[Data entries]
**********
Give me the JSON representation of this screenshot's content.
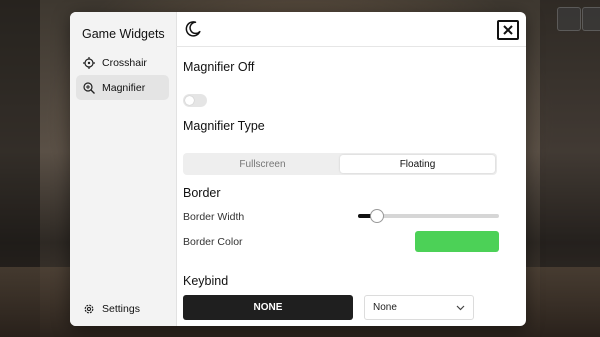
{
  "sidebar": {
    "title": "Game Widgets",
    "items": [
      {
        "label": "Crosshair",
        "icon": "crosshair-icon",
        "active": false
      },
      {
        "label": "Magnifier",
        "icon": "magnifier-icon",
        "active": true
      }
    ],
    "settings_label": "Settings"
  },
  "topbar": {
    "theme_icon": "moon-icon",
    "close_icon": "close-icon"
  },
  "magnifier": {
    "toggle_label": "Magnifier Off",
    "enabled": false,
    "type_heading": "Magnifier Type",
    "type_options": [
      "Fullscreen",
      "Floating"
    ],
    "type_selected": "Floating"
  },
  "border": {
    "heading": "Border",
    "width_label": "Border Width",
    "width_value_fraction": 0.13,
    "color_label": "Border Color",
    "color": "#4cd157"
  },
  "keybind": {
    "heading": "Keybind",
    "key_value": "NONE",
    "modifier_value": "None"
  }
}
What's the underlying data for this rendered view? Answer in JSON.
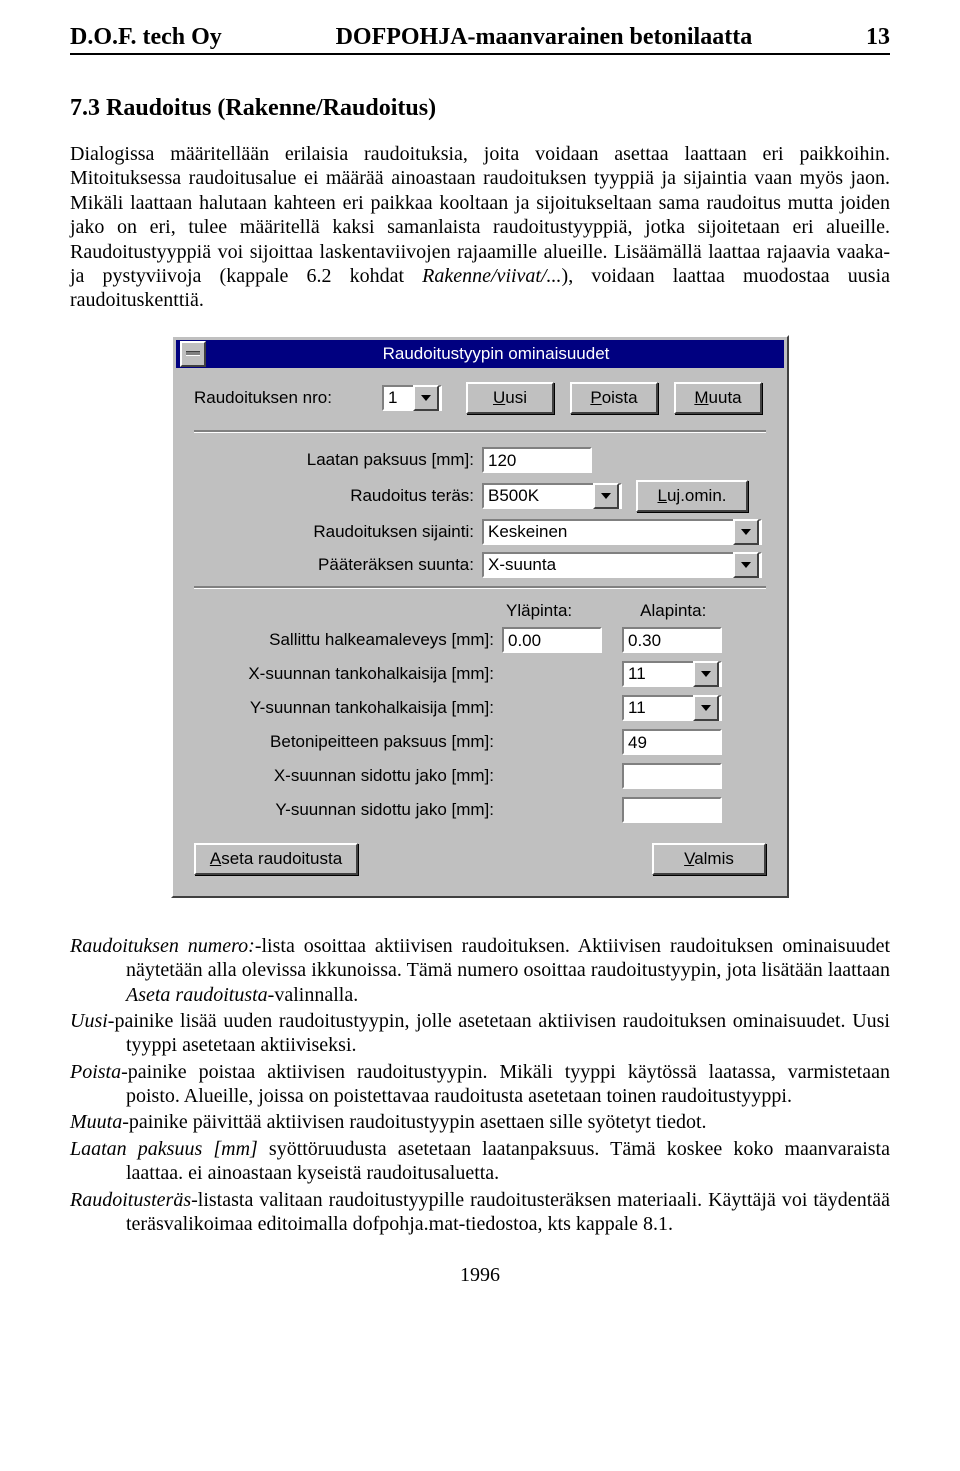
{
  "header": {
    "left": "D.O.F. tech Oy",
    "center": "DOFPOHJA-maanvarainen betonilaatta",
    "right": "13"
  },
  "section_title": "7.3 Raudoitus (Rakenne/Raudoitus)",
  "paragraphs": {
    "p1": "Dialogissa määritellään erilaisia raudoituksia, joita voidaan asettaa laattaan eri paikkoihin. Mitoituksessa raudoitusalue ei määrää ainoastaan raudoituksen tyyppiä ja sijaintia vaan myös jaon. Mikäli laattaan halutaan kahteen eri paikkaa kooltaan ja sijoitukseltaan sama raudoitus mutta joiden jako on eri, tulee määritellä kaksi samanlaista raudoitustyyppiä, jotka sijoitetaan eri alueille. Raudoitustyyppiä voi sijoittaa laskentaviivojen rajaamille alueille. Lisäämällä laattaa rajaavia vaaka- ja pystyviivoja (kappale 6.2 kohdat ",
    "p1_italic": "Rakenne/viivat/...",
    "p1_end": "), voidaan laattaa muodostaa uusia raudoituskenttiä."
  },
  "dialog": {
    "title": "Raudoitustyypin ominaisuudet",
    "row1_label": "Raudoituksen nro:",
    "nro_value": "1",
    "btn_uusi": "Uusi",
    "btn_poista": "Poista",
    "btn_muuta": "Muuta",
    "r_paksuus_label": "Laatan paksuus [mm]:",
    "r_paksuus_value": "120",
    "r_teras_label": "Raudoitus teräs:",
    "r_teras_value": "B500K",
    "btn_lujomin": "Luj.omin.",
    "r_sijainti_label": "Raudoituksen sijainti:",
    "r_sijainti_value": "Keskeinen",
    "r_suunta_label": "Pääteräksen suunta:",
    "r_suunta_value": "X-suunta",
    "hdr_yla": "Yläpinta:",
    "hdr_ala": "Alapinta:",
    "r_halk_label": "Sallittu halkeamaleveys [mm]:",
    "r_halk_yla": "0.00",
    "r_halk_ala": "0.30",
    "r_xtk_label": "X-suunnan tankohalkaisija [mm]:",
    "r_xtk_value": "11",
    "r_ytk_label": "Y-suunnan tankohalkaisija [mm]:",
    "r_ytk_value": "11",
    "r_bp_label": "Betonipeitteen paksuus [mm]:",
    "r_bp_value": "49",
    "r_xsj_label": "X-suunnan sidottu jako [mm]:",
    "r_ysj_label": "Y-suunnan sidottu jako [mm]:",
    "btn_aseta": "Aseta raudoitusta",
    "btn_valmis": "Valmis"
  },
  "defs": {
    "d1a": "Raudoituksen numero:",
    "d1b": "-lista osoittaa aktiivisen raudoituksen. Aktiivisen raudoituksen ominaisuudet näytetään alla olevissa ikkunoissa. Tämä numero osoittaa raudoitustyypin, jota lisätään laattaan ",
    "d1c": "Aseta raudoitusta",
    "d1d": "-valinnalla.",
    "d2a": "Uusi",
    "d2b": "-painike lisää uuden raudoitustyypin, jolle asetetaan aktiivisen raudoituksen ominaisuudet. Uusi tyyppi asetetaan aktiiviseksi.",
    "d3a": "Poista",
    "d3b": "-painike poistaa aktiivisen raudoitustyypin. Mikäli tyyppi käytössä laatassa, varmistetaan poisto. Alueille, joissa on poistettavaa raudoitusta asetetaan toinen raudoitustyyppi.",
    "d4a": "Muuta",
    "d4b": "-painike päivittää aktiivisen raudoitustyypin asettaen sille syötetyt tiedot.",
    "d5a": "Laatan paksuus [mm]",
    "d5b": " syöttöruudusta asetetaan laatanpaksuus. Tämä koskee koko maanvaraista laattaa. ei ainoastaan kyseistä raudoitusaluetta.",
    "d6a": "Raudoitusteräs",
    "d6b": "-listasta valitaan raudoitustyypille raudoitusteräksen materiaali. Käyttäjä voi täydentää teräsvalikoimaa editoimalla dofpohja.mat-tiedostoa, kts kappale 8.1."
  },
  "footer_year": "1996"
}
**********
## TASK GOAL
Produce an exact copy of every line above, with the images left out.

## TASK RESPONSE
Give me the JSON representation of this screenshot's content.
{
  "sidebar": {
    "title": "Game Widgets",
    "items": [
      {
        "label": "Crosshair",
        "icon": "crosshair-icon",
        "active": false
      },
      {
        "label": "Magnifier",
        "icon": "magnifier-icon",
        "active": true
      }
    ],
    "settings_label": "Settings"
  },
  "topbar": {
    "theme_icon": "moon-icon",
    "close_icon": "close-icon"
  },
  "magnifier": {
    "toggle_label": "Magnifier Off",
    "enabled": false,
    "type_heading": "Magnifier Type",
    "type_options": [
      "Fullscreen",
      "Floating"
    ],
    "type_selected": "Floating"
  },
  "border": {
    "heading": "Border",
    "width_label": "Border Width",
    "width_value_fraction": 0.13,
    "color_label": "Border Color",
    "color": "#4cd157"
  },
  "keybind": {
    "heading": "Keybind",
    "key_value": "NONE",
    "modifier_value": "None"
  }
}
What's the underlying data for this rendered view? Answer in JSON.
{
  "header": {
    "left": "D.O.F. tech Oy",
    "center": "DOFPOHJA-maanvarainen betonilaatta",
    "right": "13"
  },
  "section_title": "7.3 Raudoitus (Rakenne/Raudoitus)",
  "paragraphs": {
    "p1": "Dialogissa määritellään erilaisia raudoituksia, joita voidaan asettaa laattaan eri paikkoihin. Mitoituksessa raudoitusalue ei määrää ainoastaan raudoituksen tyyppiä ja sijaintia vaan myös jaon. Mikäli laattaan halutaan kahteen eri paikkaa kooltaan ja sijoitukseltaan sama raudoitus mutta joiden jako on eri, tulee määritellä kaksi samanlaista raudoitustyyppiä, jotka sijoitetaan eri alueille. Raudoitustyyppiä voi sijoittaa laskentaviivojen rajaamille alueille. Lisäämällä laattaa rajaavia vaaka- ja pystyviivoja (kappale 6.2 kohdat ",
    "p1_italic": "Rakenne/viivat/...",
    "p1_end": "), voidaan laattaa muodostaa uusia raudoituskenttiä."
  },
  "dialog": {
    "title": "Raudoitustyypin ominaisuudet",
    "row1_label": "Raudoituksen nro:",
    "nro_value": "1",
    "btn_uusi": "Uusi",
    "btn_poista": "Poista",
    "btn_muuta": "Muuta",
    "r_paksuus_label": "Laatan paksuus [mm]:",
    "r_paksuus_value": "120",
    "r_teras_label": "Raudoitus teräs:",
    "r_teras_value": "B500K",
    "btn_lujomin": "Luj.omin.",
    "r_sijainti_label": "Raudoituksen sijainti:",
    "r_sijainti_value": "Keskeinen",
    "r_suunta_label": "Pääteräksen suunta:",
    "r_suunta_value": "X-suunta",
    "hdr_yla": "Yläpinta:",
    "hdr_ala": "Alapinta:",
    "r_halk_label": "Sallittu halkeamaleveys [mm]:",
    "r_halk_yla": "0.00",
    "r_halk_ala": "0.30",
    "r_xtk_label": "X-suunnan tankohalkaisija [mm]:",
    "r_xtk_value": "11",
    "r_ytk_label": "Y-suunnan tankohalkaisija [mm]:",
    "r_ytk_value": "11",
    "r_bp_label": "Betonipeitteen paksuus [mm]:",
    "r_bp_value": "49",
    "r_xsj_label": "X-suunnan sidottu jako [mm]:",
    "r_ysj_label": "Y-suunnan sidottu jako [mm]:",
    "btn_aseta": "Aseta raudoitusta",
    "btn_valmis": "Valmis"
  },
  "defs": {
    "d1a": "Raudoituksen numero:",
    "d1b": "-lista osoittaa aktiivisen raudoituksen. Aktiivisen raudoituksen ominaisuudet näytetään alla olevissa ikkunoissa. Tämä numero osoittaa raudoitustyypin, jota lisätään laattaan ",
    "d1c": "Aseta raudoitusta",
    "d1d": "-valinnalla.",
    "d2a": "Uusi",
    "d2b": "-painike lisää uuden raudoitustyypin, jolle asetetaan aktiivisen raudoituksen ominaisuudet. Uusi tyyppi asetetaan aktiiviseksi.",
    "d3a": "Poista",
    "d3b": "-painike poistaa aktiivisen raudoitustyypin. Mikäli tyyppi käytössä laatassa, varmistetaan poisto. Alueille, joissa on poistettavaa raudoitusta asetetaan toinen raudoitustyyppi.",
    "d4a": "Muuta",
    "d4b": "-painike päivittää aktiivisen raudoitustyypin asettaen sille syötetyt tiedot.",
    "d5a": "Laatan paksuus [mm]",
    "d5b": " syöttöruudusta asetetaan laatanpaksuus. Tämä koskee koko maanvaraista laattaa. ei ainoastaan kyseistä raudoitusaluetta.",
    "d6a": "Raudoitusteräs",
    "d6b": "-listasta valitaan raudoitustyypille raudoitusteräksen materiaali. Käyttäjä voi täydentää teräsvalikoimaa editoimalla dofpohja.mat-tiedostoa, kts kappale 8.1."
  },
  "footer_year": "1996"
}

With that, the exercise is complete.